Tired of the design of your home appliances? Think your washing machine is missing features? You may soon have the opportunity to change the status quo and design and make your own appliances.
GE Appliances announced plans to build its first "micro-factory" where a global community of consumers will co-create and co-make the next generation of innovative appliances.
The brand new facility is set to open this summer in Louisville, Kentucky. Interested parties can get involved in all aspects of product creation from prototyping to manufacturing and sales. The micro-factory will provide facilities from CAD stations to 3D printers and support the community in selling their products. The facility will be jointly managed with Local Motors, a co-creation and micro-factory organisation.
Getting back to the cottage industry?
Are we returning to the age of the cottage industry? Is this the end of corporate innovation, mega factories and supply chains? I don't think so. The "maker movement," a next-generation extension of DIY culture, is gaining traction and headlines, but my guess is that most consumers – including myself – are not born makers and are not willing to make their own dishwashers.
Manufacturing corporations are here to stay. We all have strong ideas and preferences about appliances, though, and this is what is needed to reinvigorate corporate innovation.
In his 2012 book Makers, Chris Anderson wrote that "transformative change happens when industries democratise, when they're ripped from the sole domain of companies, governments, and other institutions and handed over to regular folks." I fully agree. And this is what GE wants to do: harness the collective creativity of the crowd (or "crowdsource") for a change in their home appliance innovation process.
SCM World research shows that "collaborating with the customer base" is a popular strategy for manufacturers to drive innovation, with more than half of companies reporting that they do so. A substantial proportion of companies are also using social media to source real-time feedback from customers (56%), inform new product development processes (45%), and improve demand sensing and forecasting (46%).
Productive innovation, not just product innovation
The challenge for complex multinational companies like GE is that they can't sustain today's pace of innovation. Many companies feel that innovation is too expensive as risks of failure in new product design and introduction are substantial. Harnessing the creative power of the crowd sounds like a clever idea, but how does one make sure all this creativity is driven towards profit?
In this respect, what I find interesting about GE's approach is the direct involvement of the company's design and engineering teams in the micro-factory. GE's teams will work with the community by not only gathering ideas but also challenging makers with design and engineering issues. I think their years of domain knowledge in the appliance industry will make the difference here.

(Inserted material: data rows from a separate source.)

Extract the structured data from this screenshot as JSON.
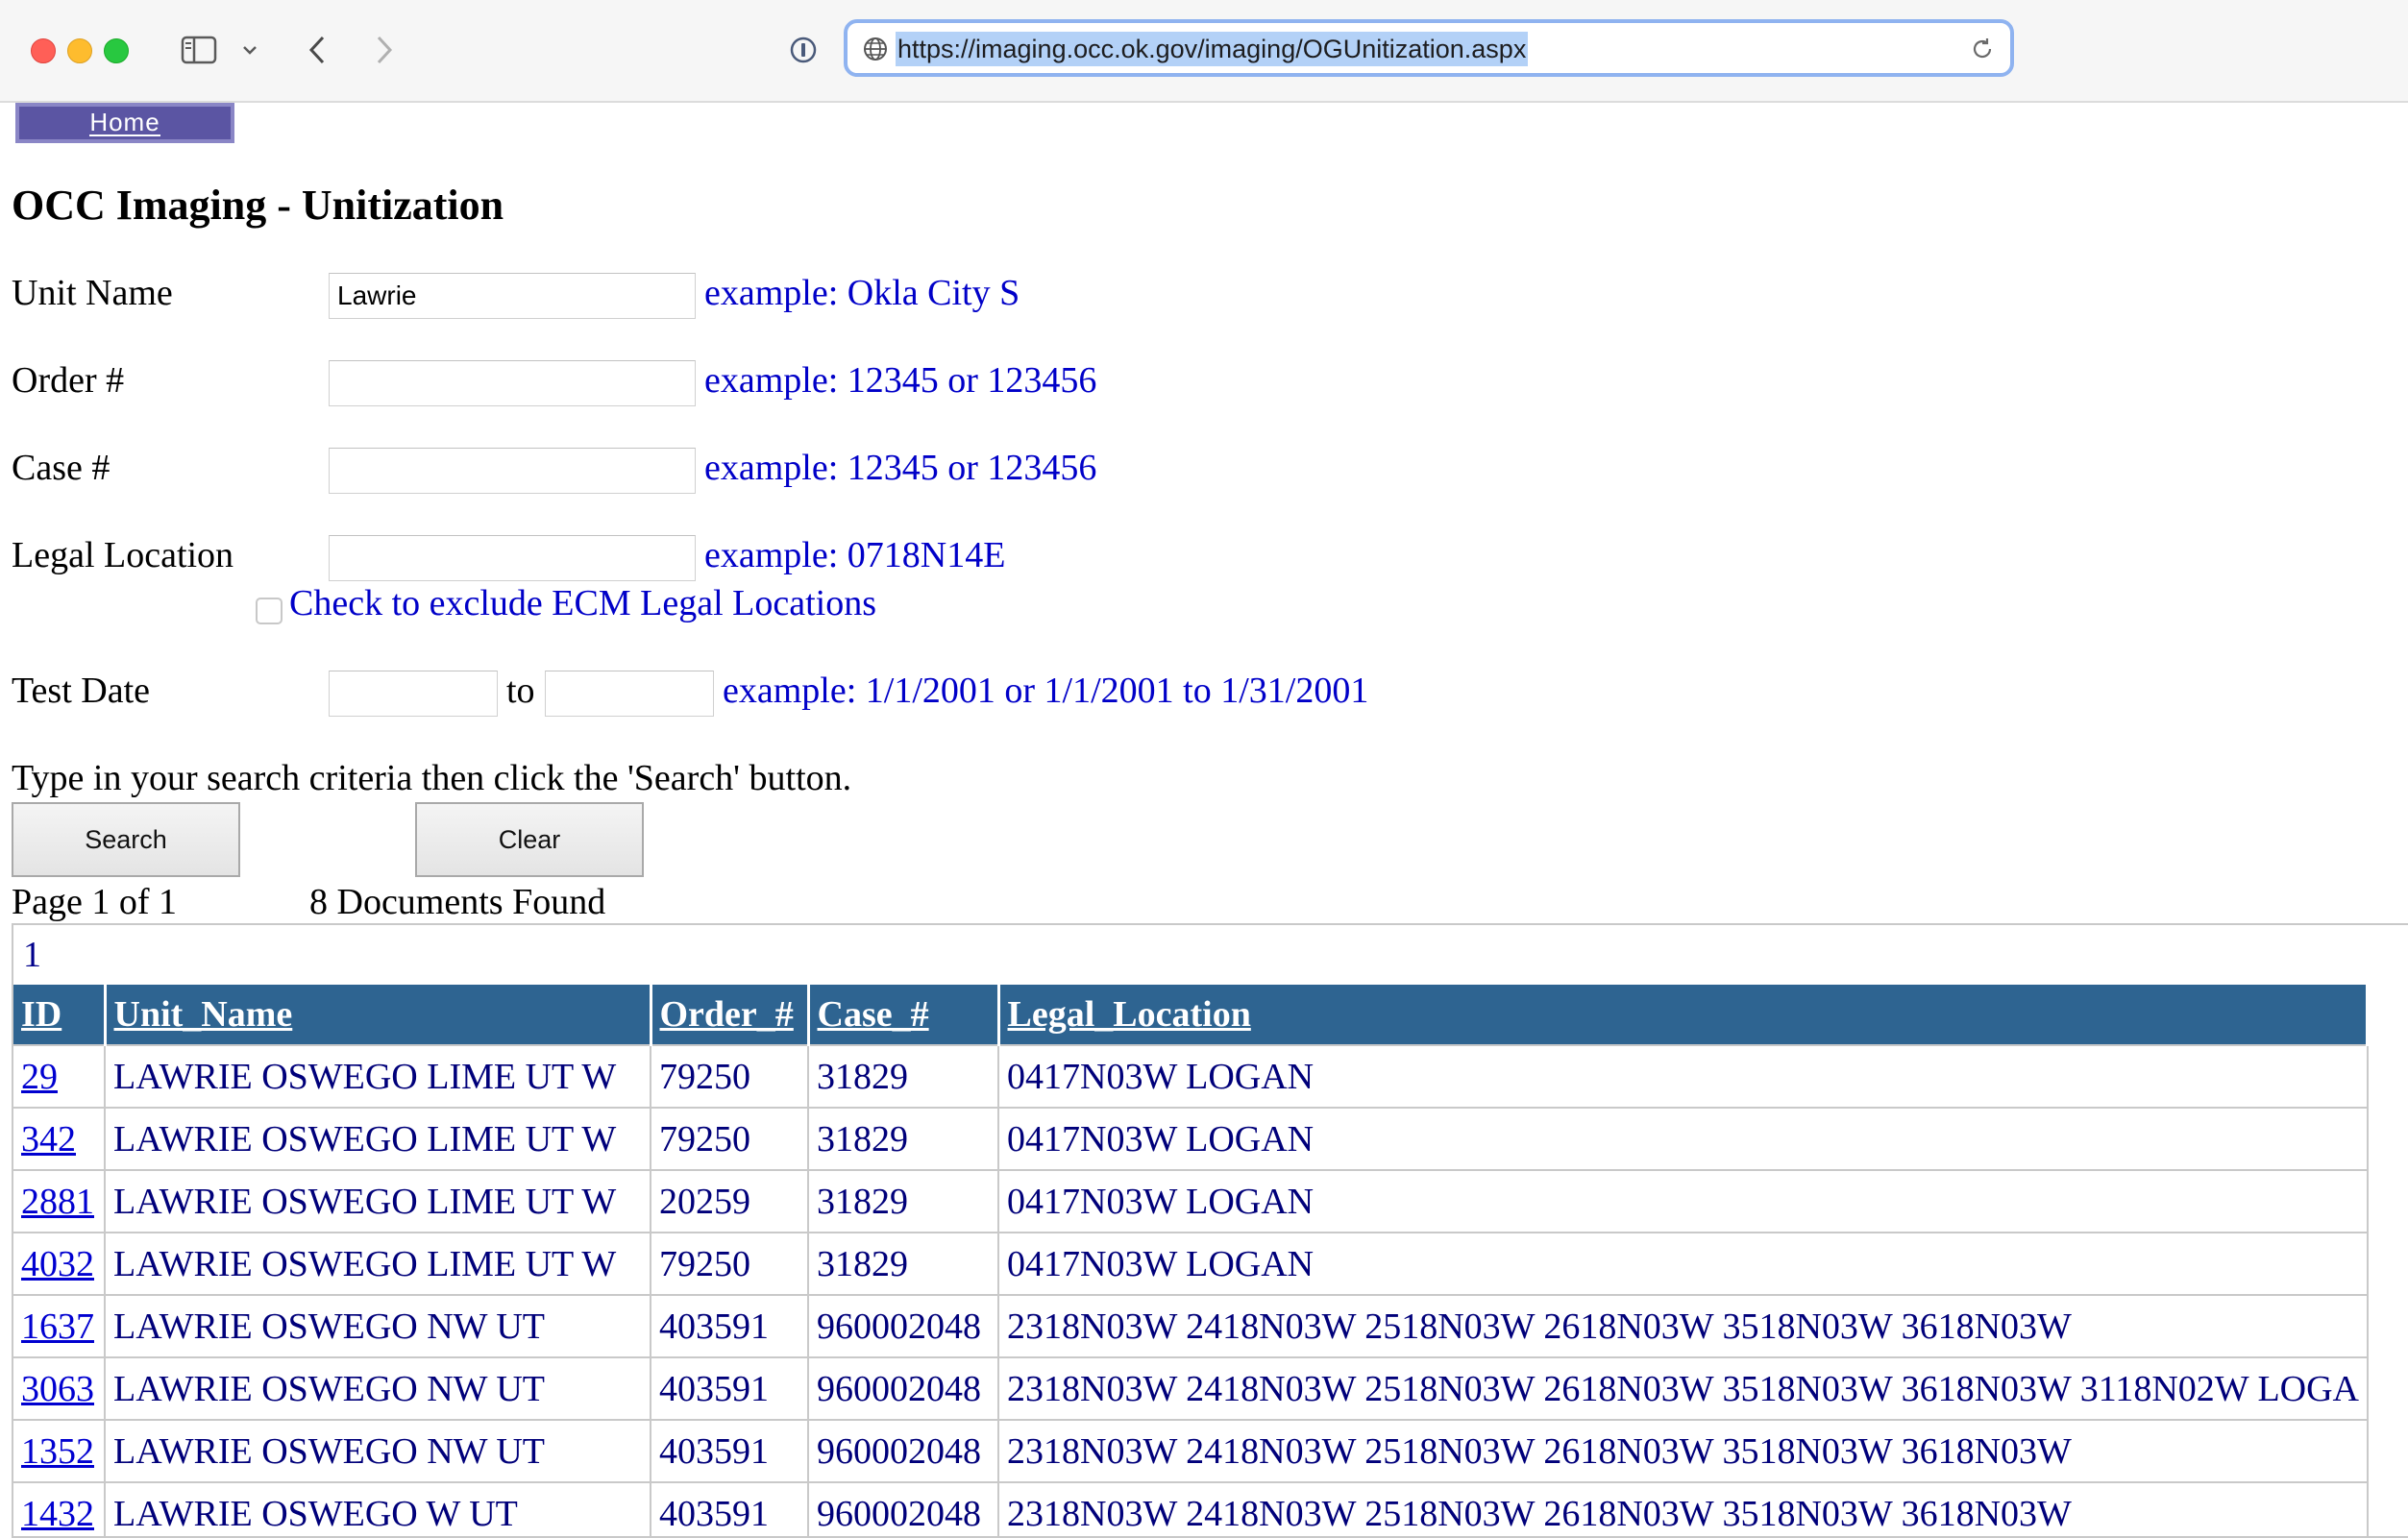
{
  "browser": {
    "url": "https://imaging.occ.ok.gov/imaging/OGUnitization.aspx"
  },
  "page": {
    "home_label": "Home",
    "title": "OCC Imaging - Unitization",
    "form": {
      "unit_name": {
        "label": "Unit Name",
        "value": "Lawrie",
        "example": "example: Okla City S"
      },
      "order": {
        "label": "Order #",
        "value": "",
        "example": "example: 12345 or 123456"
      },
      "case": {
        "label": "Case #",
        "value": "",
        "example": "example: 12345 or 123456"
      },
      "legal_location": {
        "label": "Legal Location",
        "value": "",
        "example": "example: 0718N14E"
      },
      "exclude_ecm_label": "Check to exclude ECM Legal Locations",
      "test_date": {
        "label": "Test Date",
        "from_value": "",
        "to_label": "to",
        "to_value": "",
        "example": "example: 1/1/2001 or 1/1/2001 to 1/31/2001"
      }
    },
    "instructions": "Type in your search criteria then click the 'Search' button.",
    "search_label": "Search",
    "clear_label": "Clear",
    "page_info": "Page 1 of 1",
    "documents_found": "8 Documents Found"
  },
  "results": {
    "pager": "1",
    "columns": [
      "ID",
      "Unit_Name",
      "Order_#",
      "Case_#",
      "Legal_Location"
    ],
    "rows": [
      [
        "29",
        "LAWRIE OSWEGO LIME UT W",
        "79250",
        "31829",
        "0417N03W LOGAN"
      ],
      [
        "342",
        "LAWRIE OSWEGO LIME UT W",
        "79250",
        "31829",
        "0417N03W LOGAN"
      ],
      [
        "2881",
        "LAWRIE OSWEGO LIME UT W",
        "20259",
        "31829",
        "0417N03W LOGAN"
      ],
      [
        "4032",
        "LAWRIE OSWEGO LIME UT W",
        "79250",
        "31829",
        "0417N03W LOGAN"
      ],
      [
        "1637",
        "LAWRIE OSWEGO NW UT",
        "403591",
        "960002048",
        "2318N03W 2418N03W 2518N03W 2618N03W 3518N03W 3618N03W"
      ],
      [
        "3063",
        "LAWRIE OSWEGO NW UT",
        "403591",
        "960002048",
        "2318N03W 2418N03W 2518N03W 2618N03W 3518N03W 3618N03W 3118N02W LOGA"
      ],
      [
        "1352",
        "LAWRIE OSWEGO NW UT",
        "403591",
        "960002048",
        "2318N03W 2418N03W 2518N03W 2618N03W 3518N03W 3618N03W"
      ],
      [
        "1432",
        "LAWRIE OSWEGO W UT",
        "403591",
        "960002048",
        "2318N03W 2418N03W 2518N03W 2618N03W 3518N03W 3618N03W"
      ]
    ]
  }
}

GE Appliances' design and engineering teams will also work along with makers as small batch production of community designs transitions into larger-scale production. The micro-factory strategy will allow GE Appliances to move select products to larger-scale factories with more confidence, because they will have been vetted by the community first. Low-volume product will never make it to traditional factories, saving the company from sure losses.
I believe that GE's micro-factory strategy is a great opportunity and example for many other companies willing to move away from mere product innovation – an approach that is prone to failure – and towards "productive innovation" – an approach that is open to crowdsourcing and creates flexibility to scale production from micro- to macro-factories.
This, I think, will be the key to secure success in future manufacturing.
This blog is reprinted with permission from SCM World. "Harnessing the Creativity of the Crowd for Productive Innovation" by Pierfrancesco Manenti was originally published May 14, 2014.